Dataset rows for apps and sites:
################

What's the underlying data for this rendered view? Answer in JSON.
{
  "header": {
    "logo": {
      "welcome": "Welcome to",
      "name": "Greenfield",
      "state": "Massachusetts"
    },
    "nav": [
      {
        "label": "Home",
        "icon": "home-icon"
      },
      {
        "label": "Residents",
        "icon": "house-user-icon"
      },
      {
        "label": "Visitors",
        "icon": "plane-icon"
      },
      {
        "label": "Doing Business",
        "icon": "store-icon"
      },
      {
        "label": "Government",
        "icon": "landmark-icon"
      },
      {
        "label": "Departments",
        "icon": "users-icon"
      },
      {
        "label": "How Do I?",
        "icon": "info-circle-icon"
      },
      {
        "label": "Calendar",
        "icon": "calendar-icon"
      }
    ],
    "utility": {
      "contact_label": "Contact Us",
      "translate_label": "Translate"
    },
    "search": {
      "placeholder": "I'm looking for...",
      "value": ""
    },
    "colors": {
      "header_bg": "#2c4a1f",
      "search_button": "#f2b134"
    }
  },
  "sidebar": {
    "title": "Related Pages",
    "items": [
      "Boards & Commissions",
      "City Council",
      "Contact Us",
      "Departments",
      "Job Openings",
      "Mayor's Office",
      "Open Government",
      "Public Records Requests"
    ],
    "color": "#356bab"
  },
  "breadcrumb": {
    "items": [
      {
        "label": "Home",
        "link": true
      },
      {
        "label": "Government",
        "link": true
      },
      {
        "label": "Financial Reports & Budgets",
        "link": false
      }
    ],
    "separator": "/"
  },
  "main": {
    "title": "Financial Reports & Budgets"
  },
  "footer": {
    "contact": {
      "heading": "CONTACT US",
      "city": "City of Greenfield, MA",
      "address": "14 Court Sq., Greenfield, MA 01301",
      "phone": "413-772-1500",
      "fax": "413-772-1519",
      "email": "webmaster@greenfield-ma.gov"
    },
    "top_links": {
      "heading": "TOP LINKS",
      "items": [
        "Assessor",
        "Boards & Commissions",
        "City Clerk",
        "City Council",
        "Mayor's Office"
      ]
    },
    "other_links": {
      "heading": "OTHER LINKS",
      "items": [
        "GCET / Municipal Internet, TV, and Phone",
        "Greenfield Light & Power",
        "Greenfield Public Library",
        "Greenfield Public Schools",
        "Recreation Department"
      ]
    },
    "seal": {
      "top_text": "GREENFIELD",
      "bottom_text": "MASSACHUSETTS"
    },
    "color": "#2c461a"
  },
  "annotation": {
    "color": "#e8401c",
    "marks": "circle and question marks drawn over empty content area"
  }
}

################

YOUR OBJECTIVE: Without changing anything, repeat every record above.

RESULT OF THE TASK:
What's the underlying data for this rendered view? Answer in JSON.
{
  "header": {
    "logo": {
      "welcome": "Welcome to",
      "name": "Greenfield",
      "state": "Massachusetts"
    },
    "nav": [
      {
        "label": "Home",
        "icon": "home-icon"
      },
      {
        "label": "Residents",
        "icon": "house-user-icon"
      },
      {
        "label": "Visitors",
        "icon": "plane-icon"
      },
      {
        "label": "Doing Business",
        "icon": "store-icon"
      },
      {
        "label": "Government",
        "icon": "landmark-icon"
      },
      {
        "label": "Departments",
        "icon": "users-icon"
      },
      {
        "label": "How Do I?",
        "icon": "info-circle-icon"
      },
      {
        "label": "Calendar",
        "icon": "calendar-icon"
      }
    ],
    "utility": {
      "contact_label": "Contact Us",
      "translate_label": "Translate"
    },
    "search": {
      "placeholder": "I'm looking for...",
      "value": ""
    },
    "colors": {
      "header_bg": "#2c4a1f",
      "search_button": "#f2b134"
    }
  },
  "sidebar": {
    "title": "Related Pages",
    "items": [
      "Boards & Commissions",
      "City Council",
      "Contact Us",
      "Departments",
      "Job Openings",
      "Mayor's Office",
      "Open Government",
      "Public Records Requests"
    ],
    "color": "#356bab"
  },
  "breadcrumb": {
    "items": [
      {
        "label": "Home",
        "link": true
      },
      {
        "label": "Government",
        "link": true
      },
      {
        "label": "Financial Reports & Budgets",
        "link": false
      }
    ],
    "separator": "/"
  },
  "main": {
    "title": "Financial Reports & Budgets"
  },
  "footer": {
    "contact": {
      "heading": "CONTACT US",
      "city": "City of Greenfield, MA",
      "address": "14 Court Sq., Greenfield, MA 01301",
      "phone": "413-772-1500",
      "fax": "413-772-1519",
      "email": "webmaster@greenfield-ma.gov"
    },
    "top_links": {
      "heading": "TOP LINKS",
      "items": [
        "Assessor",
        "Boards & Commissions",
        "City Clerk",
        "City Council",
        "Mayor's Office"
      ]
    },
    "other_links": {
      "heading": "OTHER LINKS",
      "items": [
        "GCET / Municipal Internet, TV, and Phone",
        "Greenfield Light & Power",
        "Greenfield Public Library",
        "Greenfield Public Schools",
        "Recreation Department"
      ]
    },
    "seal": {
      "top_text": "GREENFIELD",
      "bottom_text": "MASSACHUSETTS"
    },
    "color": "#2c461a"
  },
  "annotation": {
    "color": "#e8401c",
    "marks": "circle and question marks drawn over empty content area"
  }
}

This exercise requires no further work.